- Maybe some of the relevance of the Indy 500 would return if the purse increased. Emerson Fittipaldi won a million dollars for his victory in 1989. Now, twenty years later, the race still pays around a million bucks to win. I still think that if the race paid five million to win it would again become one of the most talked about sporting events in the country.

- If Charlotte is as those who live there proclaim it is, the World Capital of all things motorsport, then why is there ever an event at Lowe's Motor Speedway that isn't a sell-out? With all these race fans down there they can't find 100,000 of them to buy tickets? Maybe three Cup races there is an oversaturation? Look at what happened to Darlington as an example: they cut one date and instantly made the other one a must-have ticket. Charlotte and California could easily trim one of their dates and see their remaining events become healthier.

- Is there anyone out there that actually believed the first driver busted for substance abuse by NASCAR would be Jeremy Mayfield? Yes, he's somewhat hard to work with (based on his history with Penske and Evernham), but he never seemed like the type to be doing anything illicit. I know the NASCAR drug czar is going to stand behind the results of the test he administered, and I also know Mayfield is going to proclaim his innocence. This is where the NASCAR system needs to be refined: there are still too many questions to be answered even after the announcement of Mayfield's failed test. What was he on? How valid are his claims that it's a mix of OTC and prescription medications? If he failed his test at Richmond, why was he allowed to participate at all at Darlington? I go back to when Aaron Fike was suspended for shooting up heroin in the back of a rented SUV at King's Island leading up to the Truck race at Kentucky a couple of years ago: at least we knew what he was doing. There is always speculation in situations like this, and in many instances the speculation is much worse than the actual offense. Take Shane Hmiel for instance. He is suspended for life by NASCAR. For what? Is smoking marijuana on a Tuesday of an off-week the same as shooting up heroin two days before a race? But no one knows what Hmiel was doing with any degree of certainty because it's never been released what he was busted for. It could have been pot. It could have crack, or heroin or meth or whatever other poisons people like to inject, smoke, or inhale. The journalist in me wants to know exactly what these guys did wrong, not just vague generalities.

- It's a damn shame the race fans of the state of Ohio don't have a Truck race to look forward to this Memorial Day weekend.


  1. I agree with you about the whole pre-race yip-yap. It is WAY too long and after awhile I tune out, find something else to watch and end up tuning into the race late.

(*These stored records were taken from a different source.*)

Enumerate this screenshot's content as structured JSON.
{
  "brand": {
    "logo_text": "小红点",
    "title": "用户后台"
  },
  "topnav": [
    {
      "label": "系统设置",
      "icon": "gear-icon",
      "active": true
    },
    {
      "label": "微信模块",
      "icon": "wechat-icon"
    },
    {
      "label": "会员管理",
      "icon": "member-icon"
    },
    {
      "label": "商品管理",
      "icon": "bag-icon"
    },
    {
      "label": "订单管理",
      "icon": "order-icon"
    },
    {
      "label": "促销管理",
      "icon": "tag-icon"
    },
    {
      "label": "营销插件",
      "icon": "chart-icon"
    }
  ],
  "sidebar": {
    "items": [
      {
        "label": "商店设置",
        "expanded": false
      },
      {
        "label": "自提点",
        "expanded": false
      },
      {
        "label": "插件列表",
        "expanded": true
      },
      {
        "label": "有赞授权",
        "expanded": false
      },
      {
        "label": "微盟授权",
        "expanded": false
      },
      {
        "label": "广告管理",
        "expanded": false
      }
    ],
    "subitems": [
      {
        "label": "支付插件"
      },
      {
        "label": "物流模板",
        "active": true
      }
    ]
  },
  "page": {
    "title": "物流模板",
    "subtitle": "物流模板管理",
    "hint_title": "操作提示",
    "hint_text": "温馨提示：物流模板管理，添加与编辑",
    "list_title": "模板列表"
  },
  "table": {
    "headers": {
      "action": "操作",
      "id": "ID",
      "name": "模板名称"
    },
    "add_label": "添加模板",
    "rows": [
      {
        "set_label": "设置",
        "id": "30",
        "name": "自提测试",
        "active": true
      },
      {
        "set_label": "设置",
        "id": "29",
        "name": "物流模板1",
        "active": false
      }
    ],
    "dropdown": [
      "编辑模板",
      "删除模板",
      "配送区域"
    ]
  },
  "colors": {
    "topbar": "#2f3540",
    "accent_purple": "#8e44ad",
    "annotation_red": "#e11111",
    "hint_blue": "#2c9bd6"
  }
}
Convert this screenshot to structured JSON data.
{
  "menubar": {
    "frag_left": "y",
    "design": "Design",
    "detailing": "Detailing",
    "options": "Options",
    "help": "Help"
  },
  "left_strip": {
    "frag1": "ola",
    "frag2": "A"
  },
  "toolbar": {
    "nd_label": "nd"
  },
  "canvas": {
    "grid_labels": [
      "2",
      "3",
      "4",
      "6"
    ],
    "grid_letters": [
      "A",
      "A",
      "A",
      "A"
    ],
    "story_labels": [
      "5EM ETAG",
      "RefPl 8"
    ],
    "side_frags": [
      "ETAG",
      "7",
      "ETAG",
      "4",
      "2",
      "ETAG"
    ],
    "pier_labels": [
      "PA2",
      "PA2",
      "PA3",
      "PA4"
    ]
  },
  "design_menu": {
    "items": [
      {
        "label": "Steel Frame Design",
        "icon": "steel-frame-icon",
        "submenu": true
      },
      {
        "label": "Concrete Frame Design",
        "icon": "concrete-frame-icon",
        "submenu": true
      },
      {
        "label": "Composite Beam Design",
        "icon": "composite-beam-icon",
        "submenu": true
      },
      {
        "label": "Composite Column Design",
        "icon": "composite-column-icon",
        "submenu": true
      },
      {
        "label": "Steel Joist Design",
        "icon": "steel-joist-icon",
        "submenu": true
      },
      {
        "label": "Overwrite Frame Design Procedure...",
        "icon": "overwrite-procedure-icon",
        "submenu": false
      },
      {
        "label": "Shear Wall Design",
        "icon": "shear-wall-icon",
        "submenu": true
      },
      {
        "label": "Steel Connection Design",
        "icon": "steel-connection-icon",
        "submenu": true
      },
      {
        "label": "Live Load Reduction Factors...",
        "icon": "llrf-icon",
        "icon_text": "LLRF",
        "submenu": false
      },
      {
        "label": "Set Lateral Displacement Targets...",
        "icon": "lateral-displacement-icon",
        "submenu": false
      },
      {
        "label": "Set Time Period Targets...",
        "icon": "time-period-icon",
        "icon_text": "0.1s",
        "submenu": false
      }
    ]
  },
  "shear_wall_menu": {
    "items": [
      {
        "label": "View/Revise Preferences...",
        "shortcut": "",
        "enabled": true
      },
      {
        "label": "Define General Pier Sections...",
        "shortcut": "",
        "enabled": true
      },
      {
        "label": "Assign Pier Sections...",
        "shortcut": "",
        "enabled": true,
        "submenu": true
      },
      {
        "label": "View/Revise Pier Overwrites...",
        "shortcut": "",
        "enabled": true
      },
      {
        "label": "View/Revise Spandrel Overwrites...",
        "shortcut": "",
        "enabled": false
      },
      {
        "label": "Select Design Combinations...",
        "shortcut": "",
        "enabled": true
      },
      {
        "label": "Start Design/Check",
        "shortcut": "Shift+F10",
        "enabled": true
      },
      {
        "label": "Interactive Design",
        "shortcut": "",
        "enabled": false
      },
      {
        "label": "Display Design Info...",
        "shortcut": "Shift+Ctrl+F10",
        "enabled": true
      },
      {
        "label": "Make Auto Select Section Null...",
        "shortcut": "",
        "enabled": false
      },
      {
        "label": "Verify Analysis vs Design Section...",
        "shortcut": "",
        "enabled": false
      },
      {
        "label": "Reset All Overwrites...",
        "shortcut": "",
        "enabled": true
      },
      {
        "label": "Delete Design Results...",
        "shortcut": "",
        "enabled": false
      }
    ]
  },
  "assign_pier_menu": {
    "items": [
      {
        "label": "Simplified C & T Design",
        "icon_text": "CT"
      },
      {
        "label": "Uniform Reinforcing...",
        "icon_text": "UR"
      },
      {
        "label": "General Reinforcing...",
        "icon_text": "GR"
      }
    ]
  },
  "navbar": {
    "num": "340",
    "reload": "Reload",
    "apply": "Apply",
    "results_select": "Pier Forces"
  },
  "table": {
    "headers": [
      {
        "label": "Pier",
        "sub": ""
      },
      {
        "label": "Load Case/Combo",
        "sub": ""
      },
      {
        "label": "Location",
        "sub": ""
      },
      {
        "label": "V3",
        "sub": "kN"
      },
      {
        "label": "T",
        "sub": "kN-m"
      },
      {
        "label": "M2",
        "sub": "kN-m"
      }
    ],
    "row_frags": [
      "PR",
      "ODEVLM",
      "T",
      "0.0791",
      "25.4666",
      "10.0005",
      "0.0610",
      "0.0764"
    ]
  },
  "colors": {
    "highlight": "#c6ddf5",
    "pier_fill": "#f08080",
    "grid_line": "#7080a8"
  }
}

  2. The content of the pre-race show isn't really my cup of tea, but I know there are people out there who want to tune into Chris Myers, Jeff Hammond and DW clowning around. That's fine. But NASCAR and the broadcast partners need to serve their audience: start these shows at the same time every week. And keep all of the pre-race ceremonies on the pre-race show!

    I can't imagine the NFL having their pre-game shows at noon one week, 3 pm the next week, 12:30 the week after, and 7 pm the week after that. It's nonsensical. NASCAR had the right idea when it consolidated the television contracts, now it needs to take it to the next level and standardize starting times.

  3. Pre-race shows are absolutely rediculous and disguisting.
    I don't understand why would tv network pay tons of money to air that nonsense.
    Being as loyal fan as I am it is becomming obvious that almost nobody watches it so it is basically a waste of air-time.

    NASCAR, Fox and all the others - stop it before it's too late.
    Perhaps you can learn from Formula1 on Speed network broadcasts - 30 minutes of pre-race that's all it takes. Short and to the point.

    Loyal racing fan.